SOURCE DATA
_ _ _ _ _
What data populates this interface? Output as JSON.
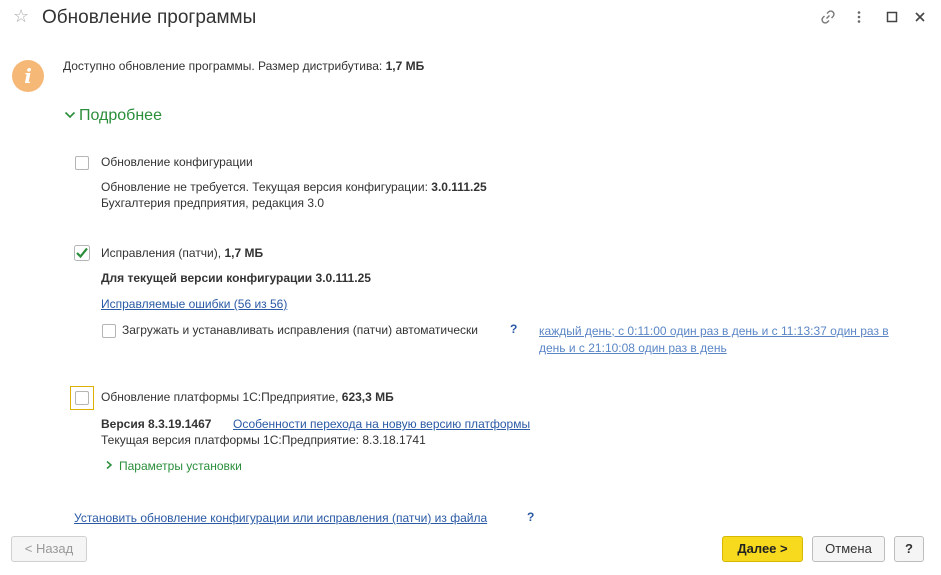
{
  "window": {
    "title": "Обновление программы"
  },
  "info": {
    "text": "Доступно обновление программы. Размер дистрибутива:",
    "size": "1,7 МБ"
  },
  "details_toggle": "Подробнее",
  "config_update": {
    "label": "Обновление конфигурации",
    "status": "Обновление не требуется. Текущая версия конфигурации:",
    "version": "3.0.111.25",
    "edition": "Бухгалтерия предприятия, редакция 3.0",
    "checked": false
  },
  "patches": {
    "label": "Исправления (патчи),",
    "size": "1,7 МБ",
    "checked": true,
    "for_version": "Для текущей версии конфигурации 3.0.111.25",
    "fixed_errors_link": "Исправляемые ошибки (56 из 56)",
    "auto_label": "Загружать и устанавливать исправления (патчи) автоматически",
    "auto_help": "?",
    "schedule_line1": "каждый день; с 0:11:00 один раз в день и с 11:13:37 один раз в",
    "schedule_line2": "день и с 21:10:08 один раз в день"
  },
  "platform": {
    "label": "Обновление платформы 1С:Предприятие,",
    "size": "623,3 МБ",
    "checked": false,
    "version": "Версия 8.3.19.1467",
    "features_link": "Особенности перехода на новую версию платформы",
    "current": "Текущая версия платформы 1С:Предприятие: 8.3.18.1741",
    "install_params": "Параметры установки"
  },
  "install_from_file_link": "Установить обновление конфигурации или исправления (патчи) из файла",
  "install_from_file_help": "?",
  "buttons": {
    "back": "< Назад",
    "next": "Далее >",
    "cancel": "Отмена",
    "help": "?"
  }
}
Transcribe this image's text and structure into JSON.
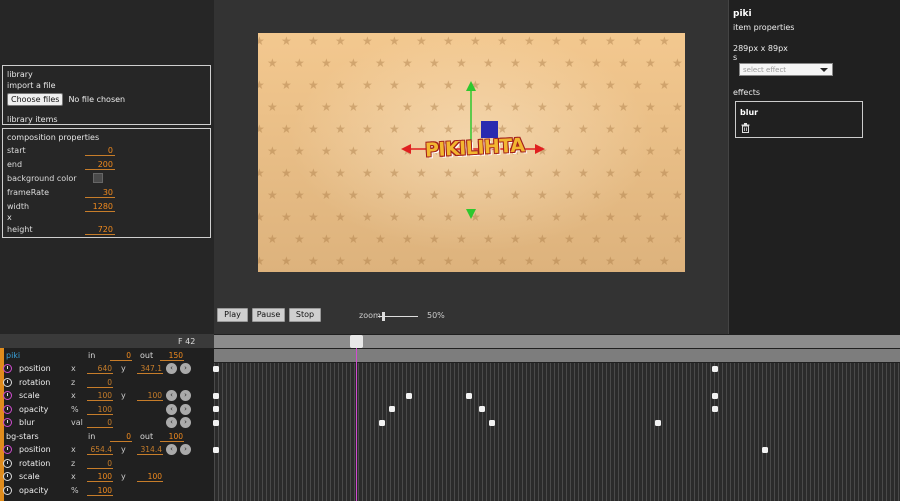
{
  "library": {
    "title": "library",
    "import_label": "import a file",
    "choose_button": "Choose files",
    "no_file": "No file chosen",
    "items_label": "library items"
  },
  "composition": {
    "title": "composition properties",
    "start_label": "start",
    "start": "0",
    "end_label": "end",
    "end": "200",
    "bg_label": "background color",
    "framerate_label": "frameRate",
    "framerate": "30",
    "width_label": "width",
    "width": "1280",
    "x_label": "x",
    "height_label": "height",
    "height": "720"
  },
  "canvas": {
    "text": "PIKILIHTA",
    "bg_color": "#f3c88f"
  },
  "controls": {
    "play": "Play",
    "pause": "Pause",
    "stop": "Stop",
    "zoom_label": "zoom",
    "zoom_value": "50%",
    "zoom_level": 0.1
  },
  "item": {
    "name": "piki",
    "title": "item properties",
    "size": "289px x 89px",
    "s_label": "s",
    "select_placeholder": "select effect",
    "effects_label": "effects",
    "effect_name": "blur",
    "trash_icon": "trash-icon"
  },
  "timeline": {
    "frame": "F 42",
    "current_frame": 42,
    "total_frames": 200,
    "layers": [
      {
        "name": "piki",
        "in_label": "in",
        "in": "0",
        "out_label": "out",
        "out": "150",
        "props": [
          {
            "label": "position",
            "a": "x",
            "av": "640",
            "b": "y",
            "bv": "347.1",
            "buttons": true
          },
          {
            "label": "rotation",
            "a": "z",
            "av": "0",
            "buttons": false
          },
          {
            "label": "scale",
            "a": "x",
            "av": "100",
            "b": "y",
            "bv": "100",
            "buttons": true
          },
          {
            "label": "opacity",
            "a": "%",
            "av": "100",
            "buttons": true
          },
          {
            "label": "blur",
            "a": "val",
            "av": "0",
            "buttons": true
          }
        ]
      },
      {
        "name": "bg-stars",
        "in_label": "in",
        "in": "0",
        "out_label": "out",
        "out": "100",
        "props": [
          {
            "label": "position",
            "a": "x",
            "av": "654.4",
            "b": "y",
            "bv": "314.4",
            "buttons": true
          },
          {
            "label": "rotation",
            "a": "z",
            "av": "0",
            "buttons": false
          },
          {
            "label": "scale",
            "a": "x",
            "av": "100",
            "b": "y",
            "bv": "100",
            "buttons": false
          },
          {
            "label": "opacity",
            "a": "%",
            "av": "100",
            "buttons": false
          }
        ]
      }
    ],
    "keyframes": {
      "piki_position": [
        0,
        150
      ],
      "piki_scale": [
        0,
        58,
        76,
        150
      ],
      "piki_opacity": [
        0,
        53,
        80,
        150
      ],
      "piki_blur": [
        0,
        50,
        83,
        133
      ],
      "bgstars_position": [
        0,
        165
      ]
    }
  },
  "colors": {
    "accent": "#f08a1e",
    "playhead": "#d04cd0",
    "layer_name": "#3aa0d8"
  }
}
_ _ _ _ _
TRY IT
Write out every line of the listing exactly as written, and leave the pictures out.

OUTPUT FOR THIS EXERCISE
What data populates this interface? Output as JSON.
{
  "window": {
    "title": "Обновление программы"
  },
  "info": {
    "text": "Доступно обновление программы. Размер дистрибутива:",
    "size": "1,7 МБ"
  },
  "details_toggle": "Подробнее",
  "config_update": {
    "label": "Обновление конфигурации",
    "status": "Обновление не требуется. Текущая версия конфигурации:",
    "version": "3.0.111.25",
    "edition": "Бухгалтерия предприятия, редакция 3.0",
    "checked": false
  },
  "patches": {
    "label": "Исправления (патчи),",
    "size": "1,7 МБ",
    "checked": true,
    "for_version": "Для текущей версии конфигурации 3.0.111.25",
    "fixed_errors_link": "Исправляемые ошибки (56 из 56)",
    "auto_label": "Загружать и устанавливать исправления (патчи) автоматически",
    "auto_help": "?",
    "schedule_line1": "каждый день; с 0:11:00 один раз в день и с 11:13:37 один раз в",
    "schedule_line2": "день и с 21:10:08 один раз в день"
  },
  "platform": {
    "label": "Обновление платформы 1С:Предприятие,",
    "size": "623,3 МБ",
    "checked": false,
    "version": "Версия 8.3.19.1467",
    "features_link": "Особенности перехода на новую версию платформы",
    "current": "Текущая версия платформы 1С:Предприятие: 8.3.18.1741",
    "install_params": "Параметры установки"
  },
  "install_from_file_link": "Установить обновление конфигурации или исправления (патчи) из файла",
  "install_from_file_help": "?",
  "buttons": {
    "back": "< Назад",
    "next": "Далее >",
    "cancel": "Отмена",
    "help": "?"
  }
}
Transcribe this image's text and structure into JSON.
{
  "library": {
    "title": "library",
    "import_label": "import a file",
    "choose_button": "Choose files",
    "no_file": "No file chosen",
    "items_label": "library items"
  },
  "composition": {
    "title": "composition properties",
    "start_label": "start",
    "start": "0",
    "end_label": "end",
    "end": "200",
    "bg_label": "background color",
    "framerate_label": "frameRate",
    "framerate": "30",
    "width_label": "width",
    "width": "1280",
    "x_label": "x",
    "height_label": "height",
    "height": "720"
  },
  "canvas": {
    "text": "PIKILIHTA",
    "bg_color": "#f3c88f"
  },
  "controls": {
    "play": "Play",
    "pause": "Pause",
    "stop": "Stop",
    "zoom_label": "zoom",
    "zoom_value": "50%",
    "zoom_level": 0.1
  },
  "item": {
    "name": "piki",
    "title": "item properties",
    "size": "289px x 89px",
    "s_label": "s",
    "select_placeholder": "select effect",
    "effects_label": "effects",
    "effect_name": "blur",
    "trash_icon": "trash-icon"
  },
  "timeline": {
    "frame": "F 42",
    "current_frame": 42,
    "total_frames": 200,
    "layers": [
      {
        "name": "piki",
        "in_label": "in",
        "in": "0",
        "out_label": "out",
        "out": "150",
        "props": [
          {
            "label": "position",
            "a": "x",
            "av": "640",
            "b": "y",
            "bv": "347.1",
            "buttons": true
          },
          {
            "label": "rotation",
            "a": "z",
            "av": "0",
            "buttons": false
          },
          {
            "label": "scale",
            "a": "x",
            "av": "100",
            "b": "y",
            "bv": "100",
            "buttons": true
          },
          {
            "label": "opacity",
            "a": "%",
            "av": "100",
            "buttons": true
          },
          {
            "label": "blur",
            "a": "val",
            "av": "0",
            "buttons": true
          }
        ]
      },
      {
        "name": "bg-stars",
        "in_label": "in",
        "in": "0",
        "out_label": "out",
        "out": "100",
        "props": [
          {
            "label": "position",
            "a": "x",
            "av": "654.4",
            "b": "y",
            "bv": "314.4",
            "buttons": true
          },
          {
            "label": "rotation",
            "a": "z",
            "av": "0",
            "buttons": false
          },
          {
            "label": "scale",
            "a": "x",
            "av": "100",
            "b": "y",
            "bv": "100",
            "buttons": false
          },
          {
            "label": "opacity",
            "a": "%",
            "av": "100",
            "buttons": false
          }
        ]
      }
    ],
    "keyframes": {
      "piki_position": [
        0,
        150
      ],
      "piki_scale": [
        0,
        58,
        76,
        150
      ],
      "piki_opacity": [
        0,
        53,
        80,
        150
      ],
      "piki_blur": [
        0,
        50,
        83,
        133
      ],
      "bgstars_position": [
        0,
        165
      ]
    }
  },
  "colors": {
    "accent": "#f08a1e",
    "playhead": "#d04cd0",
    "layer_name": "#3aa0d8"
  }
}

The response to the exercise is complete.